== Segment start ==

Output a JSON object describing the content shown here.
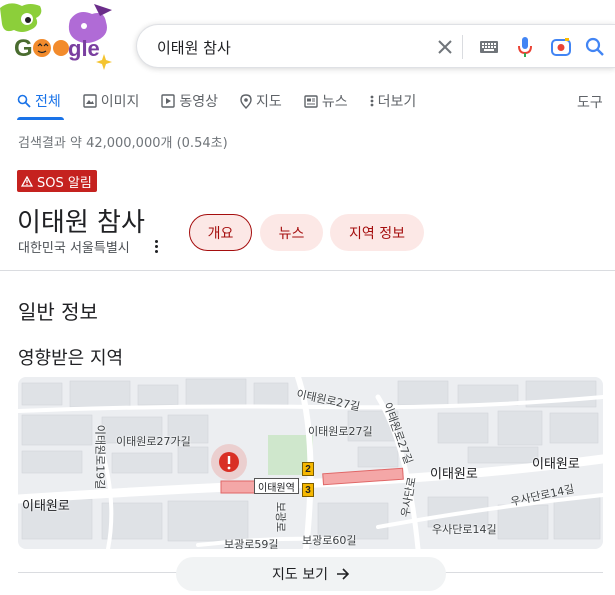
{
  "header": {
    "logo_text": "Google",
    "search": {
      "query": "이태원 참사"
    }
  },
  "tabs": [
    {
      "label": "전체",
      "icon": "search-icon",
      "active": true
    },
    {
      "label": "이미지",
      "icon": "image-icon"
    },
    {
      "label": "동영상",
      "icon": "video-icon"
    },
    {
      "label": "지도",
      "icon": "map-pin-icon"
    },
    {
      "label": "뉴스",
      "icon": "news-icon"
    },
    {
      "label": "더보기",
      "icon": "more-vert-icon"
    }
  ],
  "tools_label": "도구",
  "result_stats": "검색결과 약 42,000,000개 (0.54초)",
  "panel": {
    "sos_label": "SOS 알림",
    "title": "이태원 참사",
    "subtitle": "대한민국 서울특별시",
    "chips": [
      {
        "label": "개요",
        "selected": true
      },
      {
        "label": "뉴스"
      },
      {
        "label": "지역 정보"
      }
    ],
    "section_title": "일반 정보",
    "affected_title": "영향받은 지역",
    "map": {
      "labels": [
        "이태원로27길",
        "이태원로27가길",
        "이태원로27길",
        "이태원로27길",
        "이태원로19길",
        "이태원로",
        "이태원로",
        "이태원로",
        "보광로",
        "우사단로",
        "우사단로14길",
        "우사단로14길",
        "보광로59길",
        "보광로60길"
      ],
      "station": "이태원역",
      "line_numbers": [
        "2",
        "3"
      ]
    },
    "map_button": "지도 보기"
  },
  "colors": {
    "accent": "#1a73e8",
    "sos": "#c5221f",
    "chip_bg": "#fce8e6",
    "chip_text": "#a50e0e"
  }
}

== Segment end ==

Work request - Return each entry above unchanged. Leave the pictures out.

Response to this task -
Output a JSON object describing the content shown here.
{
  "header": {
    "logo_text": "Google",
    "search": {
      "query": "이태원 참사"
    }
  },
  "tabs": [
    {
      "label": "전체",
      "icon": "search-icon",
      "active": true
    },
    {
      "label": "이미지",
      "icon": "image-icon"
    },
    {
      "label": "동영상",
      "icon": "video-icon"
    },
    {
      "label": "지도",
      "icon": "map-pin-icon"
    },
    {
      "label": "뉴스",
      "icon": "news-icon"
    },
    {
      "label": "더보기",
      "icon": "more-vert-icon"
    }
  ],
  "tools_label": "도구",
  "result_stats": "검색결과 약 42,000,000개 (0.54초)",
  "panel": {
    "sos_label": "SOS 알림",
    "title": "이태원 참사",
    "subtitle": "대한민국 서울특별시",
    "chips": [
      {
        "label": "개요",
        "selected": true
      },
      {
        "label": "뉴스"
      },
      {
        "label": "지역 정보"
      }
    ],
    "section_title": "일반 정보",
    "affected_title": "영향받은 지역",
    "map": {
      "labels": [
        "이태원로27길",
        "이태원로27가길",
        "이태원로27길",
        "이태원로27길",
        "이태원로19길",
        "이태원로",
        "이태원로",
        "이태원로",
        "보광로",
        "우사단로",
        "우사단로14길",
        "우사단로14길",
        "보광로59길",
        "보광로60길"
      ],
      "station": "이태원역",
      "line_numbers": [
        "2",
        "3"
      ]
    },
    "map_button": "지도 보기"
  },
  "colors": {
    "accent": "#1a73e8",
    "sos": "#c5221f",
    "chip_bg": "#fce8e6",
    "chip_text": "#a50e0e"
  }
}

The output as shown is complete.